**Task objective:**
Go through the entries below and pick out every line with "minutes".

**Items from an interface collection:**
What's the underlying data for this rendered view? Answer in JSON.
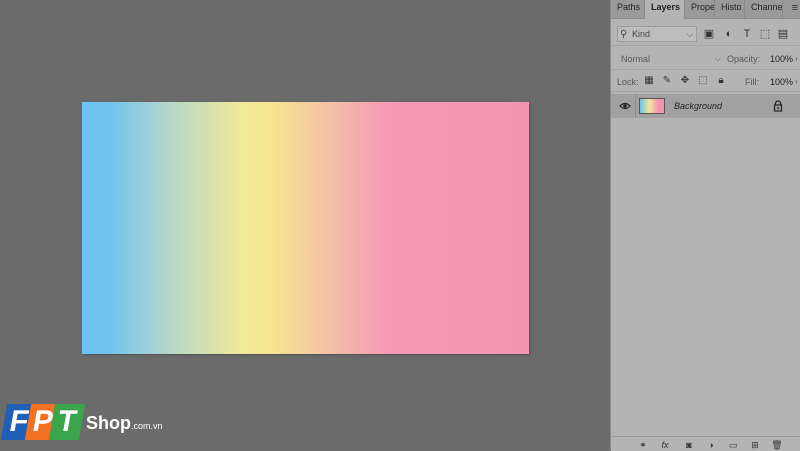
{
  "panel": {
    "tabs": [
      {
        "label": "Paths",
        "active": false
      },
      {
        "label": "Layers",
        "active": true
      },
      {
        "label": "Prope",
        "active": false
      },
      {
        "label": "Histo",
        "active": false
      },
      {
        "label": "Channe",
        "active": false
      }
    ],
    "filter": {
      "kind_label": "Kind",
      "icons": [
        "image-filter-icon",
        "adjustment-filter-icon",
        "type-filter-icon",
        "shape-filter-icon",
        "smart-object-filter-icon"
      ]
    },
    "blend_mode": "Normal",
    "opacity_label": "Opacity:",
    "opacity_value": "100%",
    "lock_label": "Lock:",
    "lock_icons": [
      "lock-transparent-pixels-icon",
      "lock-image-pixels-icon",
      "lock-position-icon",
      "lock-artboard-icon",
      "lock-all-icon"
    ],
    "fill_label": "Fill:",
    "fill_value": "100%",
    "layers": [
      {
        "name": "Background",
        "visible": true,
        "locked": true
      }
    ],
    "bottom_icons": [
      "link-layers-icon",
      "fx-icon",
      "add-mask-icon",
      "adjustment-layer-icon",
      "new-group-icon",
      "new-layer-icon",
      "delete-layer-icon"
    ]
  },
  "watermark": {
    "letters": [
      "F",
      "P",
      "T"
    ],
    "shop": "Shop",
    "domain": ".com.vn",
    "colors": {
      "f": "#1f5fb6",
      "p": "#f36f21",
      "t": "#3aa54a"
    }
  },
  "canvas": {
    "gradient_colors": [
      "#6fc3f0",
      "#f1ea98",
      "#f3c2a6",
      "#f494b3"
    ]
  }
}
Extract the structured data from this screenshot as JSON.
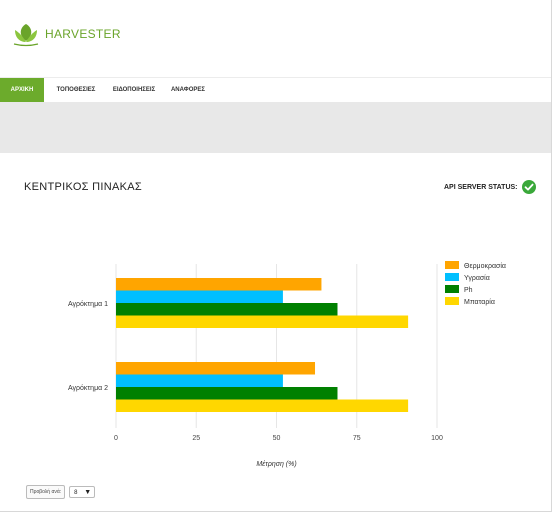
{
  "brand": {
    "name": "HARVESTER",
    "color": "#6aa42a"
  },
  "nav": {
    "items": [
      {
        "label": "ΑΡΧΙΚΗ",
        "active": true
      },
      {
        "label": "ΤΟΠΟΘΕΣΙΕΣ",
        "active": false
      },
      {
        "label": "ΕΙΔΟΠΟΙΗΣΕΙΣ",
        "active": false
      },
      {
        "label": "ΑΝΑΦΟΡΕΣ",
        "active": false
      }
    ],
    "active_color": "#6cab2c"
  },
  "page": {
    "title": "ΚΕΝΤΡΙΚΟΣ ΠΙΝΑΚΑΣ",
    "api_status_label": "API SERVER STATUS:",
    "api_status_icon": "check-circle-icon",
    "api_status_color": "#3aa83a"
  },
  "chart_data": {
    "type": "bar",
    "orientation": "horizontal",
    "categories": [
      "Αγρόκτημα 1",
      "Αγρόκτημα 2"
    ],
    "series": [
      {
        "name": "Θερμοκρασία",
        "color": "#ffa500",
        "values": [
          64,
          62
        ]
      },
      {
        "name": "Υγρασία",
        "color": "#00bfff",
        "values": [
          52,
          52
        ]
      },
      {
        "name": "Ph",
        "color": "#008000",
        "values": [
          69,
          69
        ]
      },
      {
        "name": "Μπαταρία",
        "color": "#ffd700",
        "values": [
          91,
          91
        ]
      }
    ],
    "xlabel": "Μέτρηση (%)",
    "xlim": [
      0,
      100
    ],
    "xticks": [
      0,
      25,
      50,
      75,
      100
    ],
    "grid": true,
    "legend": "right"
  },
  "pager": {
    "label": "Προβολή ανά:",
    "value": "8"
  }
}
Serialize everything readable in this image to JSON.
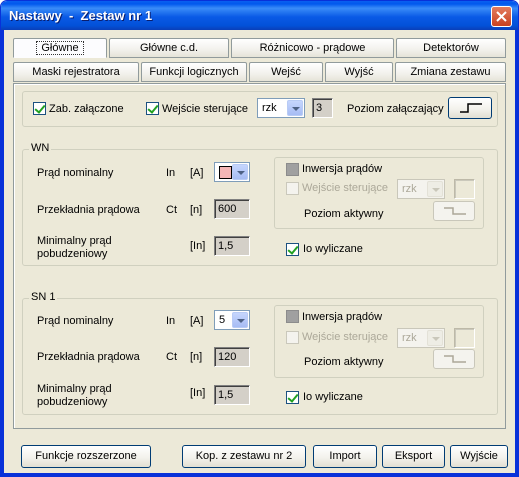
{
  "window": {
    "title": "Nastawy  -  Zestaw nr 1"
  },
  "tabs_row1": [
    "Główne",
    "Główne c.d.",
    "Różnicowo - prądowe",
    "Detektorów"
  ],
  "tabs_row2": [
    "Maski rejestratora",
    "Funkcji logicznych",
    "Wejść",
    "Wyjść",
    "Zmiana zestawu"
  ],
  "top": {
    "zab_label": "Zab. załączone",
    "wejscie_label": "Wejście sterujące",
    "wejscie_select": "rzk",
    "wejscie_number": "3",
    "poziom_label": "Poziom załączający"
  },
  "wn": {
    "title": "WN",
    "prad_label": "Prąd nominalny",
    "prad_sym": "In",
    "prad_unit": "[A]",
    "przek_label": "Przekładnia prądowa",
    "przek_sym": "Ct",
    "przek_unit": "[n]",
    "przek_value": "600",
    "min_label_1": "Minimalny prąd",
    "min_label_2": "pobudzeniowy",
    "min_unit": "[In]",
    "min_value": "1,5",
    "inwersja_label": "Inwersja prądów",
    "wej_label": "Wejście sterujące",
    "wej_select": "rzk",
    "poziom_label": "Poziom aktywny",
    "io_label": "Io wyliczane"
  },
  "sn1": {
    "title": "SN 1",
    "prad_label": "Prąd nominalny",
    "prad_sym": "In",
    "prad_unit": "[A]",
    "prad_select": "5",
    "przek_label": "Przekładnia prądowa",
    "przek_sym": "Ct",
    "przek_unit": "[n]",
    "przek_value": "120",
    "min_label_1": "Minimalny prąd",
    "min_label_2": "pobudzeniowy",
    "min_unit": "[In]",
    "min_value": "1,5",
    "inwersja_label": "Inwersja prądów",
    "wej_label": "Wejście sterujące",
    "wej_select": "rzk",
    "poziom_label": "Poziom aktywny",
    "io_label": "Io wyliczane"
  },
  "bottom": {
    "funkcje": "Funkcje rozszerzone",
    "kop": "Kop. z zestawu nr 2",
    "import": "Import",
    "eksport": "Eksport",
    "wyjscie": "Wyjście"
  },
  "colors": {
    "title_bar": "#0054e3",
    "swatch_pink": "#f4b6b6"
  }
}
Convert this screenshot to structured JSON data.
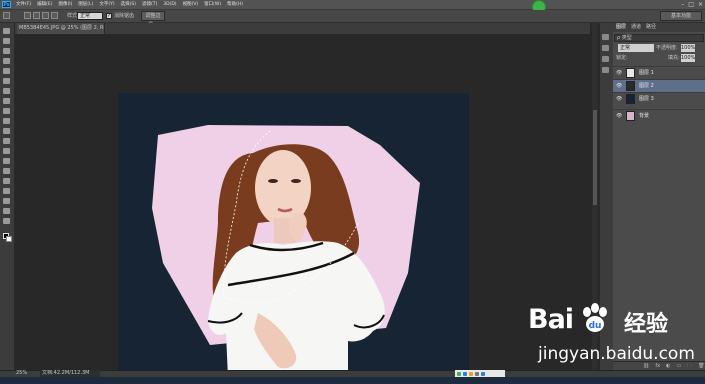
{
  "app": {
    "logo": "Ps",
    "menu": [
      "文件(F)",
      "编辑(E)",
      "图像(I)",
      "图层(L)",
      "文字(Y)",
      "选择(S)",
      "滤镜(T)",
      "3D(D)",
      "视图(V)",
      "窗口(W)",
      "帮助(H)"
    ],
    "window_controls": [
      "–",
      "□",
      "×"
    ]
  },
  "options": {
    "style_label": "样式:",
    "style_value": "正常",
    "antialias_label": "消除锯齿",
    "antialias_checked": "✓",
    "refine_edge_button": "调整边缘...",
    "workspace": "基本功能"
  },
  "document": {
    "tab_title": "MB53B4E45.JPG @ 25% (图层 2, RGB/8) *",
    "zoom": "25%",
    "doc_info": "文档:42.2M/112.3M"
  },
  "layers": {
    "tabs": [
      "图层",
      "通道",
      "路径"
    ],
    "filter": "ρ 类型",
    "blend_mode": "正常",
    "opacity_label": "不透明度:",
    "opacity": "100%",
    "lock_label": "锁定:",
    "fill_label": "填充:",
    "fill": "100%",
    "items": [
      {
        "name": "图层 1",
        "eye": "👁"
      },
      {
        "name": "图层 2",
        "eye": "👁"
      },
      {
        "name": "图层 3",
        "eye": "👁"
      },
      {
        "name": "背景",
        "eye": "👁"
      }
    ],
    "bottom_icons": [
      "⛓",
      "fx",
      "◐",
      "▭",
      "🗀",
      "🗑"
    ]
  },
  "watermark": {
    "logo": "Bai",
    "logo_suffix": "du",
    "cn": "经验",
    "url": "jingyan.baidu.com"
  },
  "colors": {
    "canvas_bg": "#172434",
    "pink_shape": "#efd0e6",
    "accent": "#31a8ff",
    "selected_layer": "#5f6f89"
  }
}
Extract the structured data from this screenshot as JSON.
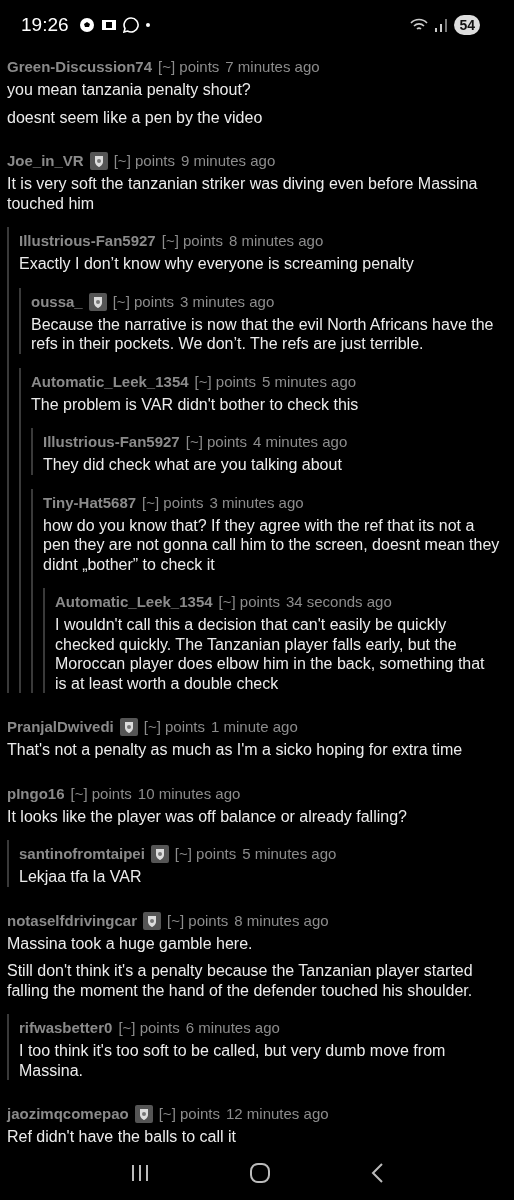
{
  "status_bar": {
    "time": "19:26",
    "battery": "54"
  },
  "comments": [
    {
      "author": "Green-Discussion74",
      "flair": false,
      "score": "[~] points",
      "time": "7 minutes ago",
      "paragraphs": [
        "you mean tanzania penalty shout?",
        "doesnt seem like a pen by the video"
      ]
    },
    {
      "author": "Joe_in_VR",
      "flair": true,
      "score": "[~] points",
      "time": "9 minutes ago",
      "paragraphs": [
        "It is very soft the tanzanian striker was diving even before Massina touched him"
      ],
      "children": [
        {
          "author": "Illustrious-Fan5927",
          "flair": false,
          "score": "[~] points",
          "time": "8 minutes ago",
          "paragraphs": [
            "Exactly I don’t know why everyone is screaming penalty"
          ],
          "children": [
            {
              "author": "oussa_",
              "flair": true,
              "score": "[~] points",
              "time": "3 minutes ago",
              "paragraphs": [
                "Because the narrative is now that the evil North Africans have the refs in their pockets. We don’t. The refs are just terrible."
              ]
            },
            {
              "author": "Automatic_Leek_1354",
              "flair": false,
              "score": "[~] points",
              "time": "5 minutes ago",
              "paragraphs": [
                "The problem is VAR didn't bother to check this"
              ],
              "children": [
                {
                  "author": "Illustrious-Fan5927",
                  "flair": false,
                  "score": "[~] points",
                  "time": "4 minutes ago",
                  "paragraphs": [
                    "They did check what are you talking about"
                  ]
                },
                {
                  "author": "Tiny-Hat5687",
                  "flair": false,
                  "score": "[~] points",
                  "time": "3 minutes ago",
                  "paragraphs": [
                    "how do you know that? If they agree with the ref that its not a pen they are not gonna call him to the screen, doesnt mean they didnt „bother” to check it"
                  ],
                  "children": [
                    {
                      "author": "Automatic_Leek_1354",
                      "flair": false,
                      "score": "[~] points",
                      "time": "34 seconds ago",
                      "paragraphs": [
                        "I wouldn't call this a decision that can't easily be quickly checked quickly. The Tanzanian player falls early, but the Moroccan player does elbow him in the back, something that is at least worth a double check"
                      ]
                    }
                  ]
                }
              ]
            }
          ]
        }
      ]
    },
    {
      "author": "PranjalDwivedi",
      "flair": true,
      "score": "[~] points",
      "time": "1 minute ago",
      "paragraphs": [
        "That's not a penalty as much as I'm a sicko hoping for extra time"
      ]
    },
    {
      "author": "pIngo16",
      "flair": false,
      "score": "[~] points",
      "time": "10 minutes ago",
      "paragraphs": [
        "It looks like the player was off balance or already falling?"
      ],
      "children": [
        {
          "author": "santinofromtaipei",
          "flair": true,
          "score": "[~] points",
          "time": "5 minutes ago",
          "paragraphs": [
            "Lekjaa tfa la VAR"
          ]
        }
      ]
    },
    {
      "author": "notaselfdrivingcar",
      "flair": true,
      "score": "[~] points",
      "time": "8 minutes ago",
      "paragraphs": [
        "Massina took a huge gamble here.",
        "Still don't think it's a penalty because the Tanzanian player started falling the moment the hand of the defender touched his shoulder."
      ],
      "children": [
        {
          "author": "rifwasbetter0",
          "flair": false,
          "score": "[~] points",
          "time": "6 minutes ago",
          "paragraphs": [
            "I too think it's too soft to be called, but very dumb move from Massina."
          ]
        }
      ]
    },
    {
      "author": "jaozimqcomepao",
      "flair": true,
      "score": "[~] points",
      "time": "12 minutes ago",
      "paragraphs": [
        "Ref didn't have the balls to call it"
      ]
    }
  ]
}
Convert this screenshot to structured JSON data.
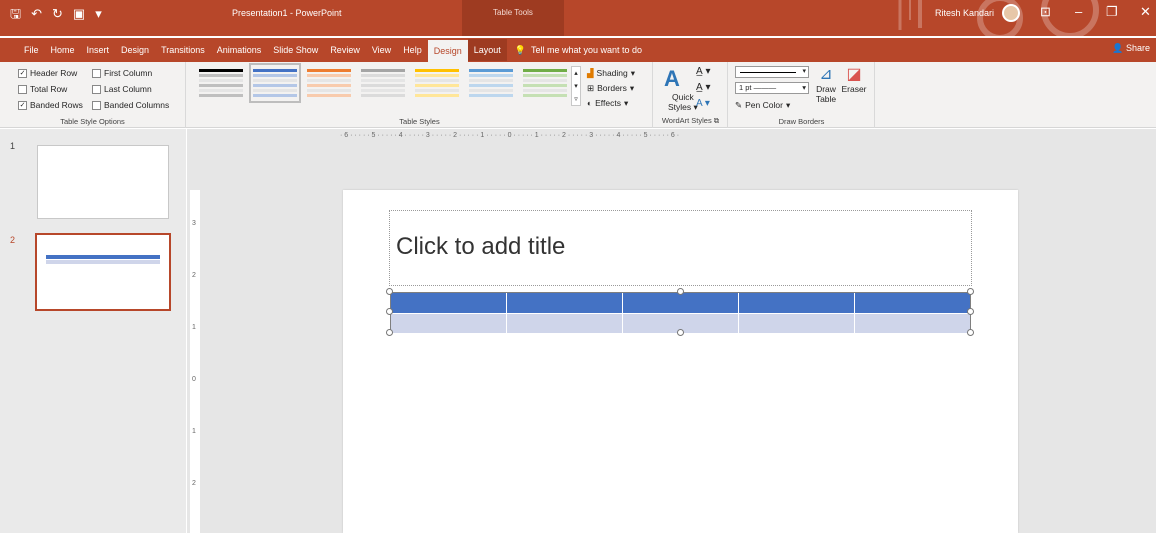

**Written solution:**
      "time": "7 minutes ago",
      "time": "9 minutes ago",
          "time": "8 minutes ago",
              "time": "3 minutes ago",
              "time": "5 minutes ago",
                  "time": "4 minutes ago",
                  "time": "3 minutes ago",
      "time": "10 minutes ago",
          "time": "5 minutes ago",
      "time": "8 minutes ago",
          "time": "6 minutes ago",
      "time": "12 minutes ago",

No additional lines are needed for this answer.